and devoted to the preservation of the Union,
it is inconceivable that Abraham Lincoln As a separate political organization the would have insured the election of a proProgressive party will not figure in this Na- slavery and secession candidate by running tional campaign. As an influence revolution- on an opposing ticket. Those who regard izing the thought and action of the country, it the present crisis as one affecting the unity has been and will continue to be, perhaps, the and security of the country, threatened most powerful single factor in this campaign. by disloyalty and disregard of National · To have continued it as a separate party, duty from within and by aggression from with its own candidate, would have been to without, will be thankful that there is no destroy its power and to frustrate its purpose. such division of forces that will make the If in 1860 the Whig party had nominated a issue confused.
WAR WITH MEXICO?
A POLL OF THE PAN-AMERICAN PRESS
civilized country then took it for granted that if the Chinese Government was not able to protect the legations the right to protect them existed elsewhere. It was not deemed that the landing of the allied force was in any way a violation of Chinese sovereignty. ... The American troops are in Mexico with right, and, being there with right, they are not subject to the peremptory orders of Carranza.
T appears almost certain that the Ameri
can public is going to be forced, very
much against its will, to learn a great deal concerning the geography, and particularly the topography, of northern Mexico." So says the “ News” of Greensboro, North Carolina. This is a natural remark. One has but to review the history of the present Administration at Washington as affected by Mexico to realize it. That history is thus chronicled by the Minneapolis “ Journal :”

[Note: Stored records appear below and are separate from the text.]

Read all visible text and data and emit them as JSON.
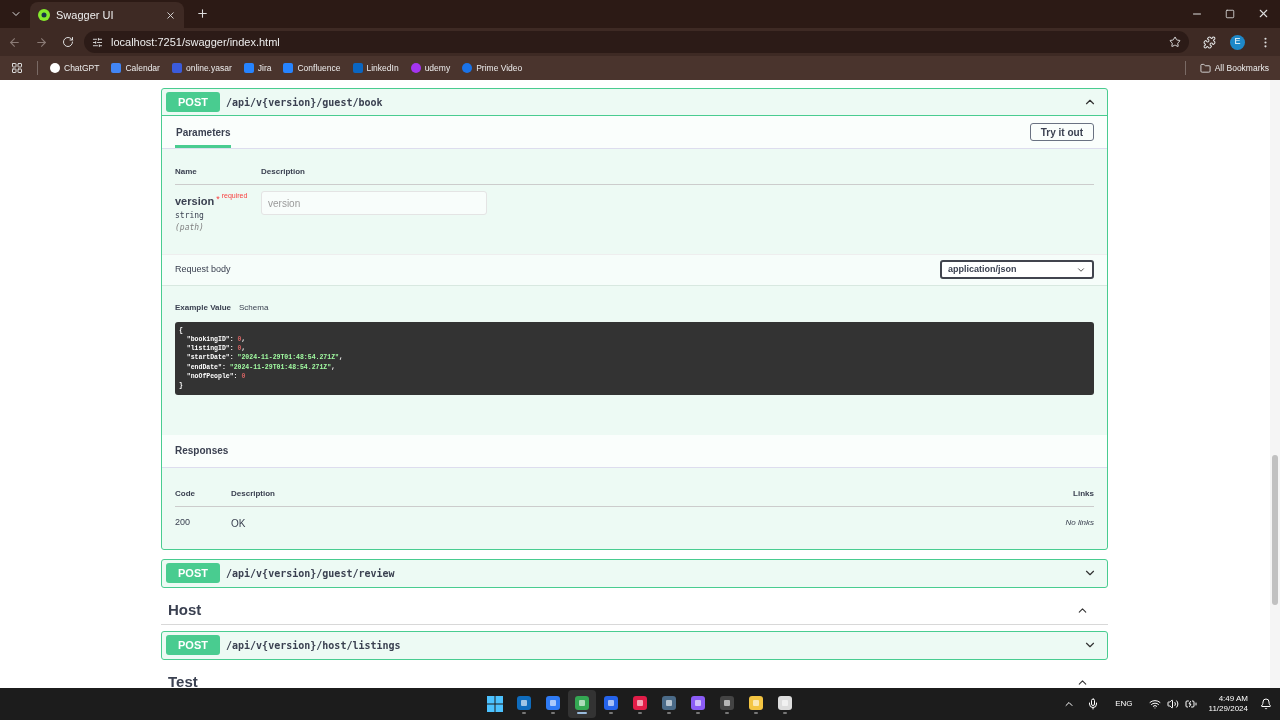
{
  "browser": {
    "tab": "Swagger UI",
    "url": "localhost:7251/swagger/index.html",
    "profile": "E",
    "all_bookmarks": "All Bookmarks",
    "bookmarks": [
      {
        "label": "ChatGPT",
        "kind": "chatgpt"
      },
      {
        "label": "Calendar",
        "kind": "calendar"
      },
      {
        "label": "online.yasar",
        "kind": "shield"
      },
      {
        "label": "Jira",
        "kind": "jira"
      },
      {
        "label": "Confluence",
        "kind": "confluence"
      },
      {
        "label": "LinkedIn",
        "kind": "linkedin"
      },
      {
        "label": "udemy",
        "kind": "udemy"
      },
      {
        "label": "Prime Video",
        "kind": "play"
      }
    ]
  },
  "operations": [
    {
      "method": "POST",
      "path": "/api/v{version}/guest/book",
      "expanded": true,
      "details": {
        "tabs": [
          {
            "label": "Parameters",
            "selected": true
          }
        ],
        "try_button": "Try it out",
        "columns": [
          "Name",
          "Description"
        ],
        "parameters": [
          {
            "name": "version",
            "star": "*",
            "required": "required",
            "type": "string",
            "location": "(path)",
            "placeholder": "version"
          }
        ],
        "request_body": {
          "label": "Request body",
          "content_type": "application/json",
          "tabs": [
            {
              "label": "Example Value",
              "selected": true
            },
            {
              "label": "Schema",
              "selected": false
            }
          ],
          "lines": [
            [
              {
                "text": "{",
                "kind": "punct"
              }
            ],
            [
              {
                "text": "  \"bookingID\"",
                "kind": "key"
              },
              {
                "text": ": ",
                "kind": "punct"
              },
              {
                "text": "0",
                "kind": "number"
              },
              {
                "text": ",",
                "kind": "punct"
              }
            ],
            [
              {
                "text": "  \"listingID\"",
                "kind": "key"
              },
              {
                "text": ": ",
                "kind": "punct"
              },
              {
                "text": "0",
                "kind": "number"
              },
              {
                "text": ",",
                "kind": "punct"
              }
            ],
            [
              {
                "text": "  \"startDate\"",
                "kind": "key"
              },
              {
                "text": ": ",
                "kind": "punct"
              },
              {
                "text": "\"2024-11-29T01:48:54.271Z\"",
                "kind": "string"
              },
              {
                "text": ",",
                "kind": "punct"
              }
            ],
            [
              {
                "text": "  \"endDate\"",
                "kind": "key"
              },
              {
                "text": ": ",
                "kind": "punct"
              },
              {
                "text": "\"2024-11-29T01:48:54.271Z\"",
                "kind": "string"
              },
              {
                "text": ",",
                "kind": "punct"
              }
            ],
            [
              {
                "text": "  \"noOfPeople\"",
                "kind": "key"
              },
              {
                "text": ": ",
                "kind": "punct"
              },
              {
                "text": "0",
                "kind": "number"
              }
            ],
            [
              {
                "text": "}",
                "kind": "punct"
              }
            ]
          ]
        },
        "responses": {
          "title": "Responses",
          "columns": [
            "Code",
            "Description",
            "Links"
          ],
          "rows": [
            {
              "code": "200",
              "description": "OK",
              "links": "No links"
            }
          ]
        }
      }
    },
    {
      "method": "POST",
      "path": "/api/v{version}/guest/review",
      "expanded": false
    }
  ],
  "sections": [
    {
      "title": "Host",
      "expanded": true,
      "operations": [
        {
          "method": "POST",
          "path": "/api/v{version}/host/listings",
          "expanded": false
        }
      ]
    },
    {
      "title": "Test",
      "expanded": true
    }
  ],
  "taskbar": {
    "apps": [
      {
        "kind": "outlook",
        "active": false
      },
      {
        "kind": "todo",
        "active": false
      },
      {
        "kind": "chrome",
        "active": true
      },
      {
        "kind": "ide-blue",
        "active": false
      },
      {
        "kind": "ide-red",
        "active": false
      },
      {
        "kind": "db",
        "active": false
      },
      {
        "kind": "studio",
        "active": false
      },
      {
        "kind": "terminal",
        "active": false
      },
      {
        "kind": "folder",
        "active": false
      },
      {
        "kind": "recorder",
        "active": false
      }
    ],
    "language": "ENG",
    "time": "4:49 AM",
    "date": "11/29/2024"
  }
}
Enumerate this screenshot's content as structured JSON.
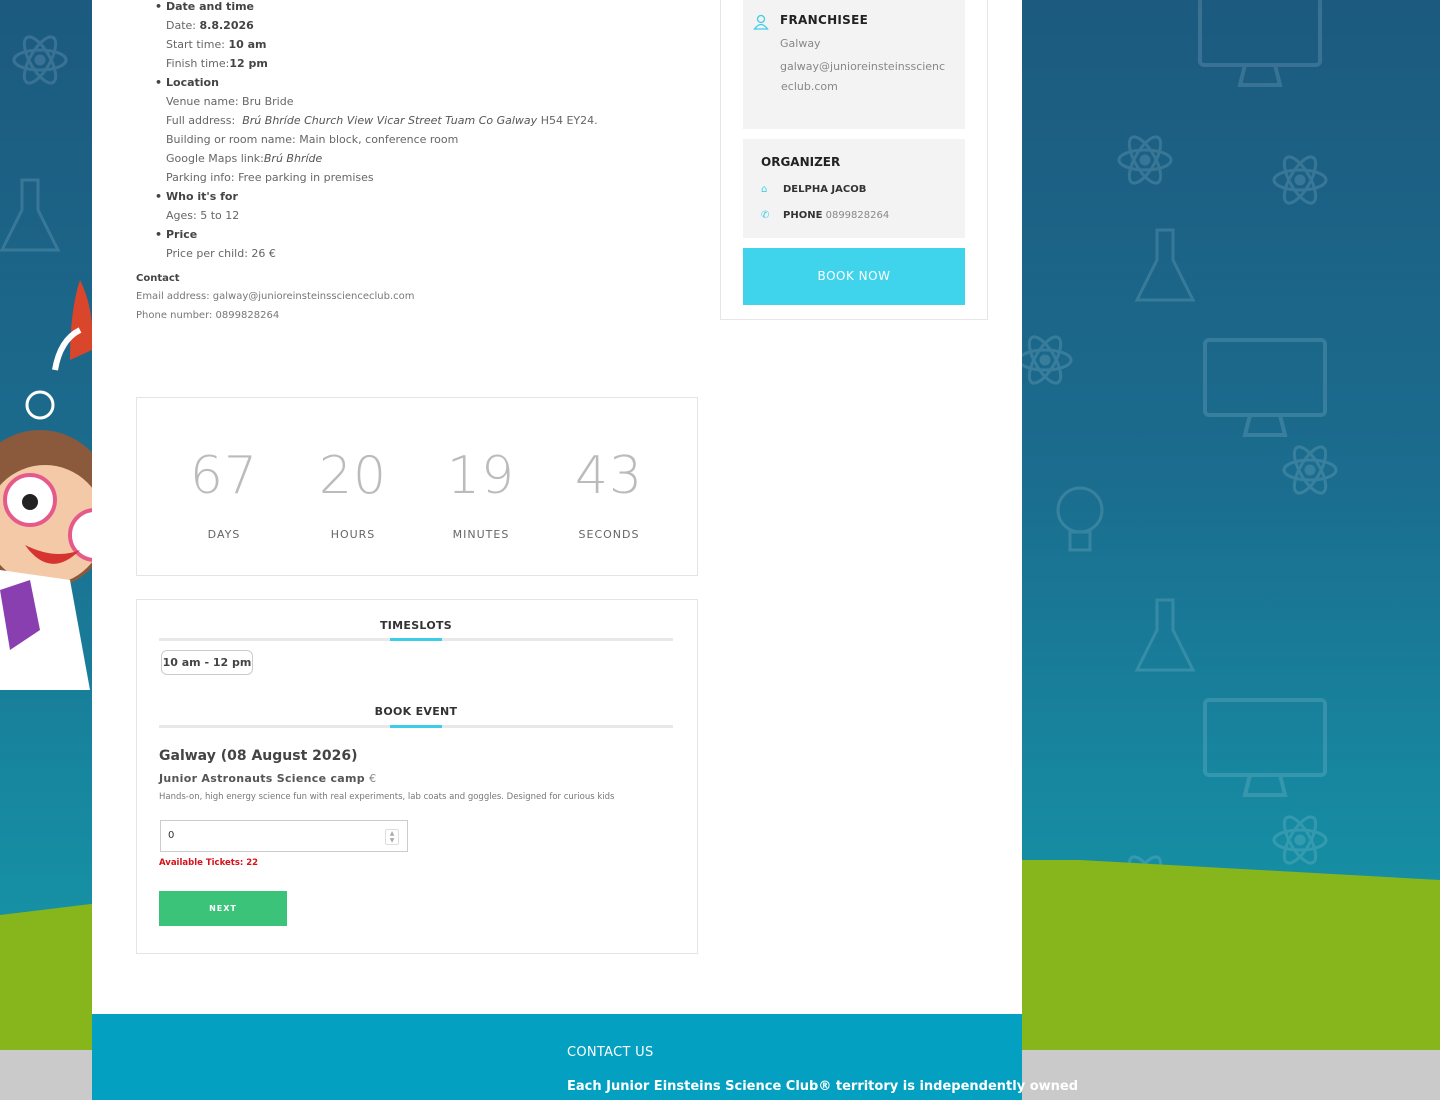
{
  "event_details": {
    "date_time_heading": "Date and time",
    "date_label": "Date:",
    "date_value": "8.8.2026",
    "start_label": "Start time:",
    "start_value": "10 am",
    "finish_label": "Finish time:",
    "finish_value": "12 pm",
    "location_heading": "Location",
    "venue": "Venue name: Bru Bride",
    "full_address_label": "Full address:",
    "full_address_italic": "Brú Bhríde Church View Vicar Street Tuam Co Galway",
    "full_address_code": "H54 EY24.",
    "building": "Building or room name: Main block, conference room",
    "maps_label": "Google Maps link:",
    "maps_link": "Brú Bhríde",
    "parking": "Parking info: Free parking in premises",
    "who_heading": "Who it's for",
    "ages": "Ages: 5 to 12",
    "price_heading": "Price",
    "price": "Price per child: 26 €"
  },
  "contact": {
    "heading": "Contact",
    "email": "Email address: galway@junioreinsteinsscienceclub.com",
    "phone": "Phone number: 0899828264"
  },
  "countdown": {
    "days": "67",
    "days_label": "DAYS",
    "hours": "20",
    "hours_label": "HOURS",
    "minutes": "19",
    "minutes_label": "MINUTES",
    "seconds": "43",
    "seconds_label": "SECONDS"
  },
  "booking": {
    "timeslots_title": "TIMESLOTS",
    "timeslot": "10 am - 12 pm",
    "book_event_title": "BOOK EVENT",
    "event_title": "Galway (08 August 2026)",
    "ticket_name": "Junior Astronauts Science camp",
    "ticket_currency": "€",
    "ticket_desc": "Hands-on, high energy science fun with real experiments, lab coats and goggles. Designed for curious kids",
    "quantity": "0",
    "available": "Available Tickets: 22",
    "next_label": "NEXT"
  },
  "sidebar": {
    "franchisee_title": "FRANCHISEE",
    "franchisee_name": "Galway",
    "franchisee_email_1": "galway@junioreinsteinsscienc",
    "franchisee_email_2": "eclub.com",
    "organizer_title": "ORGANIZER",
    "organizer_name": "DELPHA JACOB",
    "phone_label": "PHONE",
    "phone_value": "0899828264",
    "book_now": "BOOK NOW"
  },
  "footer": {
    "contact_us": "CONTACT US",
    "text": "Each Junior Einsteins Science Club® territory is independently owned"
  },
  "colors": {
    "accent": "#40d3ec",
    "next_button": "#3cc37a",
    "footer": "#03a0c2",
    "alert": "#d4121a"
  }
}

Mr. Wilson began by ordering Americans to abandon their livelihood and their property in Mexico. ... He ordered an American cruiser out of Tampico, leaving the task of rescuing imperiled refugees to British and German warships. He demanded a salute from Huerta, and never got it. He occupied Vera Cruz, squeezed Huerta out of power, and then abandoned the port. ... He favored Villa and then Carranza, meanwhile facilitating the arming and equipping of first one and then the other. He permitted insult and outrage along the border, and wholly ignored the Santa Ysabel massacre. Then came the Columbus raid with its ... "punitive expedition."

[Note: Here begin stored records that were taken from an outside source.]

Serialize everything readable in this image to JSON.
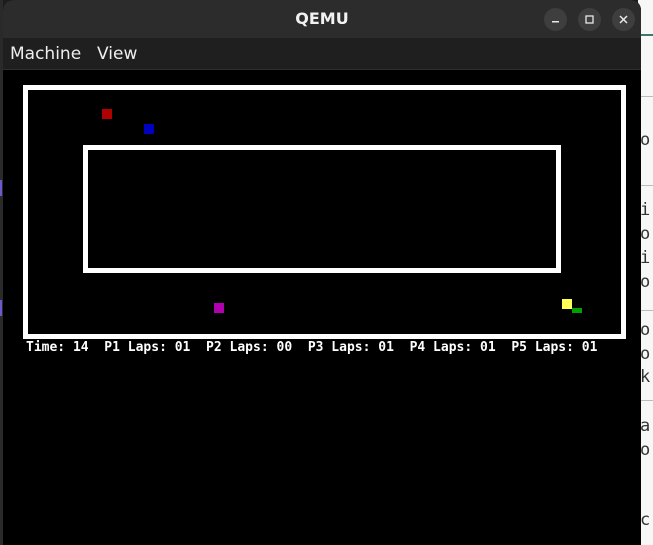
{
  "window": {
    "title": "QEMU"
  },
  "menubar": {
    "items": [
      "Machine",
      "View"
    ]
  },
  "game": {
    "hud": {
      "time_label": "Time:",
      "time_value": "14",
      "players": [
        {
          "label": "P1 Laps:",
          "laps": "01"
        },
        {
          "label": "P2 Laps:",
          "laps": "00"
        },
        {
          "label": "P3 Laps:",
          "laps": "01"
        },
        {
          "label": "P4 Laps:",
          "laps": "01"
        },
        {
          "label": "P5 Laps:",
          "laps": "01"
        }
      ]
    },
    "cars": [
      {
        "player": "P1",
        "color": "#b00000"
      },
      {
        "player": "P2",
        "color": "#0000c0"
      },
      {
        "player": "P3",
        "color": "#b000b0"
      },
      {
        "player": "P4",
        "color": "#ffff55"
      },
      {
        "player": "P5",
        "color": "#00a000"
      }
    ],
    "track_color": "#ffffff",
    "background_color": "#000000"
  },
  "background_window": {
    "text_fragments": [
      "o:",
      "i:",
      "o:",
      "i:",
      "o:",
      "o:",
      "o:",
      "k",
      "a",
      "o:",
      "c"
    ]
  }
}
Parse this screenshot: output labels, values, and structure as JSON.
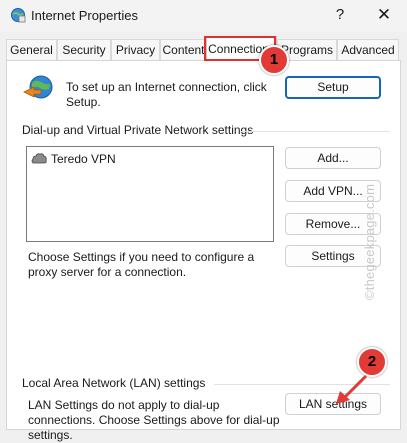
{
  "window": {
    "title": "Internet Properties",
    "help_label": "?",
    "close_label": "✕"
  },
  "tabs": [
    {
      "label": "General"
    },
    {
      "label": "Security"
    },
    {
      "label": "Privacy"
    },
    {
      "label": "Content"
    },
    {
      "label": "Connections",
      "active": true
    },
    {
      "label": "Programs"
    },
    {
      "label": "Advanced"
    }
  ],
  "setup": {
    "text": "To set up an Internet connection, click Setup.",
    "button_label": "Setup"
  },
  "vpn_section": {
    "title": "Dial-up and Virtual Private Network settings",
    "items": [
      {
        "label": "Teredo VPN"
      }
    ],
    "add_label": "Add...",
    "add_vpn_label": "Add VPN...",
    "remove_label": "Remove...",
    "settings_label": "Settings",
    "proxy_text": "Choose Settings if you need to configure a proxy server for a connection."
  },
  "lan_section": {
    "title": "Local Area Network (LAN) settings",
    "text": "LAN Settings do not apply to dial-up connections. Choose Settings above for dial-up settings.",
    "button_label": "LAN settings"
  },
  "annotations": {
    "step1": "1",
    "step2": "2",
    "highlight_color": "#e03030",
    "callout_color": "#e23a36"
  },
  "watermark": "©thegeekpage.com",
  "colors": {
    "primary_button_border": "#1a64b5"
  }
}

MR. LANSING'S NOTES: TO CARRANZA
Our case against Mexico was outlined in the note of Mr. Robert Lansing, Secretary of State, to General Carranza, reported last week in The Outlook. Replying to Carranza's demand that American troops be removed from Mexican territory, the note sums up all that has passed before in the way of official dispute, and, as the Carranza Government has shown itself incapable of protecting our border against Mexican bandits, declines to withdraw our troops. Among other papers, the Grand Rapid "News" notes that insincerity on the part of the Carranza Government is more than hinted at. The "News" continues :
Although assurance has been given that American lives would be protected by the Carranza Government, no steps have been taken to protect them, and both the lives and the property of American citizens have been destroyed.
From the moment of Carranza's official recognition by the President he has had the unqualified support of this Government. ButoCarranza has double crossed the Administration at Washington beyond the shadow of a doubt. ...
He could not unite the various factions of Mexico excepung in one common cause-war
(Continued on page following illustrations)
THE CARRIZAL PRISONERS The latest event to complicate the international situation was a bloody encounter at Carrizal in which some American soldiers were killed and others taken prisoners. Says the New York 6 Globe :"
American troops are in Mexico because armed men coming from Mexico have repeatedly invaded the United States. ... The status of our punitive expedition is practically the same as that of the international punitive expedition that went to Peking when the legations were besieged by insurrectionary Chinese. Practically every